1. the handing down of statements, beliefs, legends, customs, information, etc., from generation to generation, esp. by word of mouth or by practice: a story that has come down to us by popular tradition.
2. something that is handed down: the traditions of the Eskimos.
3. a long-established or inherited way of thinking or acting: The rebellious students wanted to break with tradition.
4. a continuing pattern of culture beliefs or practices.
I love traditions. I love how customs are handed down, how they change over time, how they mix with each other, how they build on each other until you get this big, overarching, awe-inspiring body of work (i.e., the classical music tradition, the artistic tradition). I have a healthy respect for and appreciation of other cultures and their traditions. I want to make that clear, because I'm about to go on a bit of a rant.

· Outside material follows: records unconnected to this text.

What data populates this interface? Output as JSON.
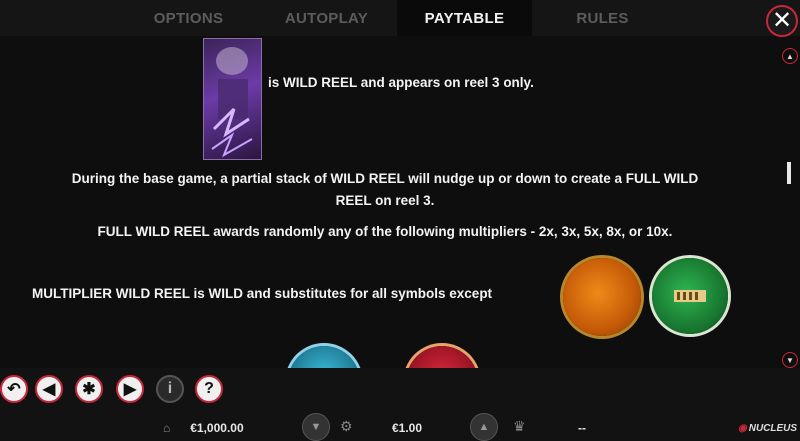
{
  "tabs": [
    {
      "label": "OPTIONS",
      "active": false
    },
    {
      "label": "AUTOPLAY",
      "active": false
    },
    {
      "label": "PAYTABLE",
      "active": true
    },
    {
      "label": "RULES",
      "active": false
    }
  ],
  "close_icon": "close-icon",
  "paytable": {
    "wild_reel_text": "is WILD REEL and appears on reel 3 only.",
    "base_game_line1": "During the base game, a partial stack of WILD REEL will nudge up or down to create a FULL WILD",
    "base_game_line2": "REEL on reel 3.",
    "multiplier_text": "FULL WILD REEL awards randomly any of the following multipliers - 2x, 3x, 5x, 8x, or 10x.",
    "substitute_text": "MULTIPLIER WILD REEL is WILD and substitutes for all symbols except"
  },
  "footer": {
    "balance": "€1,000.00",
    "bet": "€1.00",
    "win": "--",
    "brand": "NUCLEUS"
  },
  "colors": {
    "accent": "#c8283a",
    "orange_coin": "#e07a16",
    "green_coin": "#1e8a3a"
  }
}
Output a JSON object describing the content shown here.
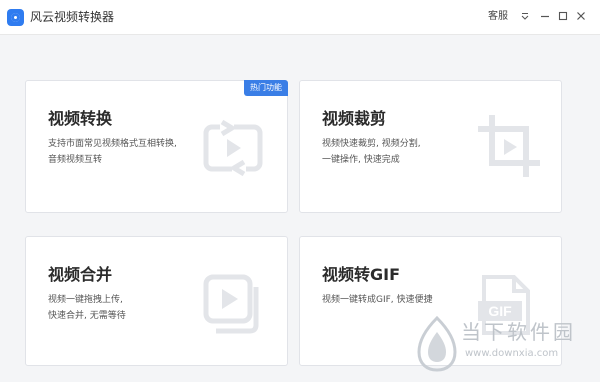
{
  "window": {
    "app_title": "风云视频转换器",
    "customer_service": "客服",
    "menu_icon": "menu-icon",
    "minimize_icon": "minimize-icon",
    "maximize_icon": "maximize-icon",
    "close_icon": "close-icon"
  },
  "cards": [
    {
      "title": "视频转换",
      "desc": [
        "支持市面常见视频格式互相转换,",
        "音频视频互转"
      ],
      "badge": "热门功能",
      "icon": "convert-icon"
    },
    {
      "title": "视频裁剪",
      "desc": [
        "视频快速裁剪, 视频分割,",
        "一键操作, 快速完成"
      ],
      "icon": "crop-icon"
    },
    {
      "title": "视频合并",
      "desc": [
        "视频一键拖拽上传,",
        "快速合并, 无需等待"
      ],
      "icon": "merge-icon"
    },
    {
      "title": "视频转GIF",
      "desc": [
        "视频一键转成GIF, 快速便捷"
      ],
      "icon": "gif-icon",
      "icon_label": "GIF"
    }
  ],
  "watermark": {
    "text": "当下软件园",
    "url": "www.downxia.com"
  },
  "colors": {
    "accent": "#3a7ee6",
    "icon_gray": "#e3e5e9"
  }
}
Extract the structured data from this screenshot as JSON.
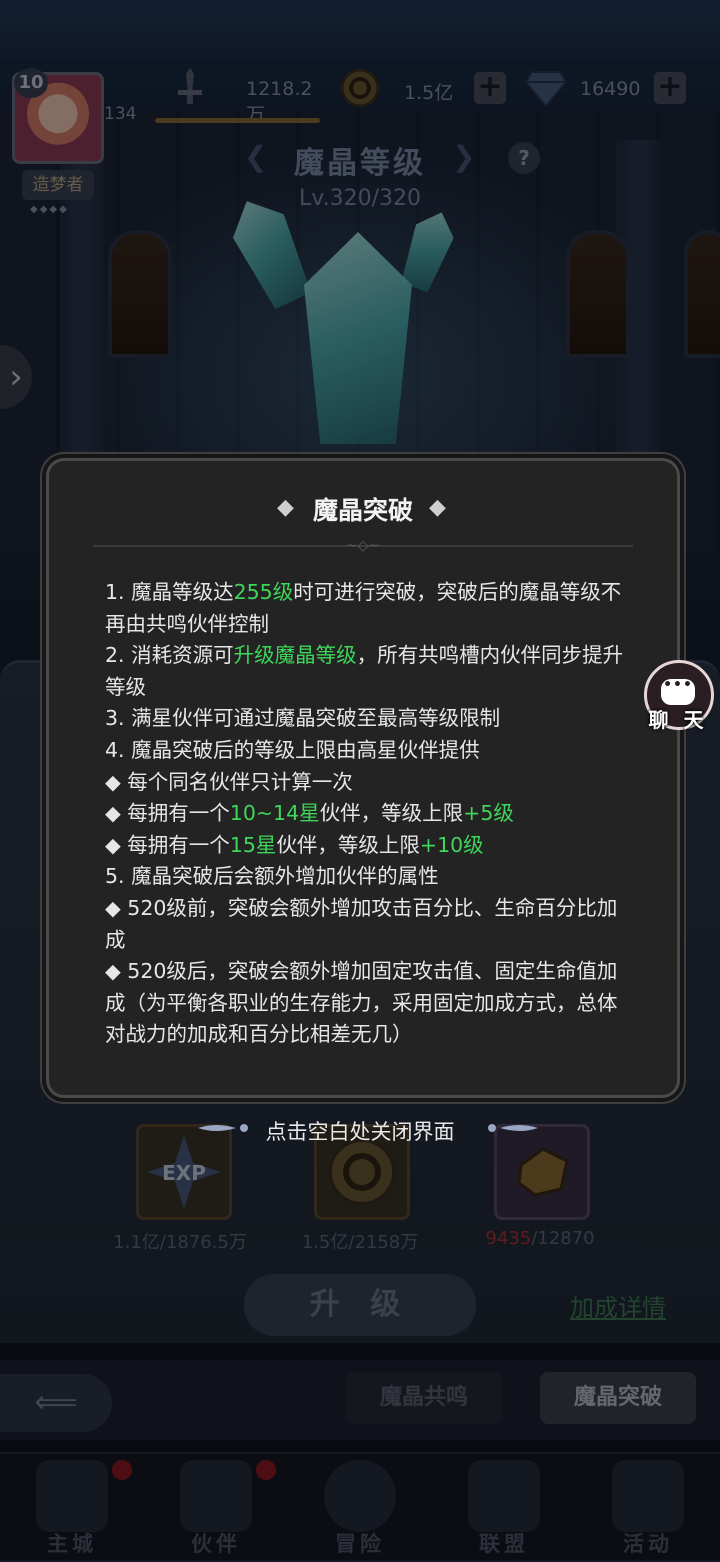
{
  "hud": {
    "player_level": "10",
    "power": "134",
    "title": "造梦者",
    "combat_power": "1218.2万",
    "gold": "1.5亿",
    "diamonds": "16490",
    "plus_label": "+"
  },
  "header": {
    "title": "魔晶等级",
    "level": "Lv.320/320",
    "help_label": "?"
  },
  "modal": {
    "title": "魔晶突破",
    "lines": [
      {
        "parts": [
          {
            "t": "1. 魔晶等级达"
          },
          {
            "t": "255级",
            "g": true
          },
          {
            "t": "时可进行突破，突破后的魔晶等级不再由共鸣伙伴控制"
          }
        ]
      },
      {
        "parts": [
          {
            "t": "2. 消耗资源可"
          },
          {
            "t": "升级魔晶等级",
            "g": true
          },
          {
            "t": "，所有共鸣槽内伙伴同步提升等级"
          }
        ]
      },
      {
        "parts": [
          {
            "t": "3. 满星伙伴可通过魔晶突破至最高等级限制"
          }
        ]
      },
      {
        "parts": [
          {
            "t": "4. 魔晶突破后的等级上限由高星伙伴提供"
          }
        ]
      },
      {
        "parts": [
          {
            "t": "◆ 每个同名伙伴只计算一次"
          }
        ]
      },
      {
        "parts": [
          {
            "t": "◆ 每拥有一个"
          },
          {
            "t": "10~14星",
            "g": true
          },
          {
            "t": "伙伴，等级上限"
          },
          {
            "t": "+5级",
            "g": true
          }
        ]
      },
      {
        "parts": [
          {
            "t": "◆ 每拥有一个"
          },
          {
            "t": "15星",
            "g": true
          },
          {
            "t": "伙伴，等级上限"
          },
          {
            "t": "+10级",
            "g": true
          }
        ]
      },
      {
        "parts": [
          {
            "t": "5. 魔晶突破后会额外增加伙伴的属性"
          }
        ]
      },
      {
        "parts": [
          {
            "t": "◆ 520级前，突破会额外增加攻击百分比、生命百分比加成"
          }
        ]
      },
      {
        "parts": [
          {
            "t": "◆ 520级后，突破会额外增加固定攻击值、固定生命值加成（为平衡各职业的生存能力，采用固定加成方式，总体对战力的加成和百分比相差无几）"
          }
        ]
      }
    ],
    "close_hint": "点击空白处关闭界面"
  },
  "materials": [
    {
      "icon": "exp-icon",
      "have": "1.1亿",
      "need": "/1876.5万",
      "short": false
    },
    {
      "icon": "gold-coin-icon",
      "have": "1.5亿",
      "need": "/2158万",
      "short": false
    },
    {
      "icon": "ore-icon",
      "have": "9435",
      "need": "/12870",
      "short": true
    }
  ],
  "actions": {
    "upgrade": "升 级",
    "bonus_details": "加成详情"
  },
  "tabs": {
    "resonance": "魔晶共鸣",
    "breakthrough": "魔晶突破"
  },
  "chat": {
    "label": "聊 天"
  },
  "nav": [
    {
      "label": "主城",
      "badge": true
    },
    {
      "label": "伙伴",
      "badge": true
    },
    {
      "label": "冒险",
      "badge": false
    },
    {
      "label": "联盟",
      "badge": false
    },
    {
      "label": "活动",
      "badge": false
    }
  ],
  "colors": {
    "highlight_green": "#3ed65a",
    "short_red": "#a8343a"
  }
}
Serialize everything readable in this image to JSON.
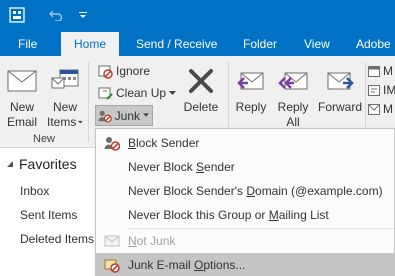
{
  "colors": {
    "accent": "#0072c6",
    "ribbon_bg": "#f0f0f0",
    "menu_highlight": "#c5c5c5",
    "disabled_text": "#a0a0a0"
  },
  "quick_access": {
    "send_receive_icon": "send-receive-icon",
    "undo_icon": "undo-icon",
    "customize_icon": "chevron-down-icon"
  },
  "tabs": [
    "File",
    "Home",
    "Send / Receive",
    "Folder",
    "View",
    "Adobe"
  ],
  "ribbon": {
    "new_group": {
      "new_email": [
        "New",
        "Email"
      ],
      "new_items": [
        "New",
        "Items"
      ],
      "label": "New"
    },
    "delete_group": {
      "ignore": "Ignore",
      "clean_up": "Clean Up",
      "junk": "Junk",
      "delete": "Delete"
    },
    "respond_group": {
      "reply": "Reply",
      "reply_all": [
        "Reply",
        "All"
      ],
      "forward": "Forward"
    },
    "more": {
      "letters": [
        "M",
        "IM",
        "M"
      ]
    }
  },
  "nav": {
    "favorites": "Favorites",
    "items": [
      "Inbox",
      "Sent Items",
      "Deleted Items"
    ]
  },
  "junk_menu": {
    "block_sender": [
      "B",
      "lock Sender"
    ],
    "never_block_sender": [
      "Never Block ",
      "S",
      "ender"
    ],
    "never_block_domain": [
      "Never Block Sender's ",
      "D",
      "omain (@example.com)"
    ],
    "never_block_group": [
      "Never Block this Group or ",
      "M",
      "ailing List"
    ],
    "not_junk": [
      "N",
      "ot Junk"
    ],
    "options": [
      "Junk E-mail ",
      "O",
      "ptions..."
    ]
  }
}
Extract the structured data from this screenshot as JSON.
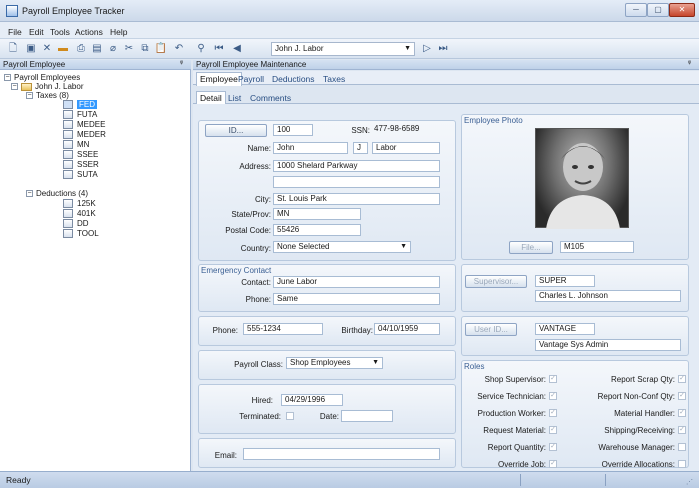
{
  "window": {
    "title": "Payroll Employee Tracker",
    "min": "─",
    "max": "▢",
    "close": "✕"
  },
  "menu": [
    "File",
    "Edit",
    "Tools",
    "Actions",
    "Help"
  ],
  "toolbar": {
    "selected_employee": "John J. Labor"
  },
  "left_panel": {
    "title": "Payroll Employee",
    "pin": "ᵠ",
    "tree": {
      "root": "Payroll Employees",
      "employee": "John J. Labor",
      "taxes": "Taxes (8)",
      "tax_items": [
        "FED",
        "FUTA",
        "MEDEE",
        "MEDER",
        "MN",
        "SSEE",
        "SSER",
        "SUTA"
      ],
      "deductions": "Deductions (4)",
      "deduction_items": [
        "125K",
        "401K",
        "DD",
        "TOOL"
      ]
    }
  },
  "right_panel": {
    "title": "Payroll Employee Maintenance",
    "pin": "ᵠ"
  },
  "tabs": [
    "Employee",
    "Payroll",
    "Deductions",
    "Taxes"
  ],
  "subtabs": [
    "Detail",
    "List",
    "Comments"
  ],
  "form": {
    "id_button": "ID...",
    "id": "100",
    "ssn_label": "SSN:",
    "ssn": "477-98-6589",
    "name_label": "Name:",
    "first": "John",
    "middle": "J",
    "last": "Labor",
    "address_label": "Address:",
    "address1": "1000 Shelard Parkway",
    "address2": "",
    "city_label": "City:",
    "city": "St. Louis Park",
    "state_label": "State/Prov:",
    "state": "MN",
    "postal_label": "Postal Code:",
    "postal": "55426",
    "country_label": "Country:",
    "country": "None Selected",
    "emergency_title": "Emergency Contact",
    "contact_label": "Contact:",
    "contact": "June Labor",
    "ephone_label": "Phone:",
    "ephone": "Same",
    "phone_label": "Phone:",
    "phone": "555-1234",
    "birthday_label": "Birthday:",
    "birthday": "04/10/1959",
    "payclass_label": "Payroll Class:",
    "payclass": "Shop Employees",
    "hired_label": "Hired:",
    "hired": "04/29/1996",
    "terminated_label": "Terminated:",
    "date_label": "Date:",
    "date": "",
    "email_label": "Email:",
    "email": ""
  },
  "photo": {
    "title": "Employee Photo",
    "file_button": "File...",
    "file": "M105"
  },
  "supervisor": {
    "button": "Supervisor...",
    "code": "SUPER",
    "name": "Charles L. Johnson"
  },
  "user": {
    "button": "User ID...",
    "code": "VANTAGE",
    "name": "Vantage Sys Admin"
  },
  "roles": {
    "title": "Roles",
    "left": [
      "Shop Supervisor:",
      "Service Technician:",
      "Production Worker:",
      "Request Material:",
      "Report Quantity:",
      "Override Job:"
    ],
    "right": [
      "Report Scrap Qty:",
      "Report Non-Conf Qty:",
      "Material Handler:",
      "Shipping/Receiving:",
      "Warehouse Manager:",
      "Override Allocations:"
    ]
  },
  "status": {
    "text": "Ready"
  }
}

See, I have two problems with tradition. The first is that at some point, traditions continue "because we've always done them", not because they have a specific meaning or purpose. Once the meaning is lost, I don't see much point to traditions except to provide people with stability and routine. I think even that's iffy when the tradition is something like the running of the bulls, which can be incredibly dangerous, even lethal. The attitude that "we've always done this" engenders lazy thinking and keeps people stuck in the past, in my opinion. It's used to keep new ideas quiet, unremarked, and discredited.
My second problem is something I encountered in Europe. Specifically, it's something I learned about via a great-uncle and via my father, who translated for the great-uncle and expanded on what he was getting at. It's the idea that the only way to move forward in a specific field is be aware of and educated in the whole of the tradition surrounding the field.
The example that I came across in Europe was art. The great-uncle insisted that the only good art, the only real art, was the stuff created by people familiar with what artists had been doing for the last 2000-odd years. You had to study the past, then create art that was identical to the previous generation's, except for one or two little details. Art builds on itself, in increments. People like the Cubists, Dadaists, and Post-Modernists, or artists who create art without having studied art history even informally, are not artists and not worthy of attention.
I'm pretty sure this attitude occurs in every creative field. I know it happens with writing—people who want new writers to build on the work of older ones. Writers of literary fiction need MFAs or least BAs in creative writing. Anything else would result in second-rate commercial fiction. You can't possibly write science fiction if you're not familiar with Wells, Verne, Asimov, Clarke, Triptree, le Guin, Butler, Sterling, Gibson, Card, and any number of others. Or you can, but you shouldn't be, because it'll suck.
I beg to differ. I've got nothing against studying past masters and the history of your field. It's useful to know the tropes, know how things have changed, and get ideas for where you want to take your own work. I definitely recommend knowing at least a little bit about your genre (or style of art, or building type, or whatever) before you jump into creation. But I don't think you need to know everything, and I think there's a point at which education blocks creativity. It's possible to know so much you can't create good art anymore. Heck, it's probably also possible to create good art, genius art, without ever having seen a book or painting in your life.
What do you think? Where's the balance? How much should an incoming/aspiring writer know about their field/genre? How heavily do they have to read in it? Is someone like me (BA not in English or writing, hasn't read the masters but familiar with the general history, decently read in speculative fiction) qualified to add to the fantasy or science fiction traditions?* Can art be created in a vacuum?
*These questions do not reflect insecurities on my part. I'm certain I can make it with the knowledge I have, and the knowledge I'll acquire as I age.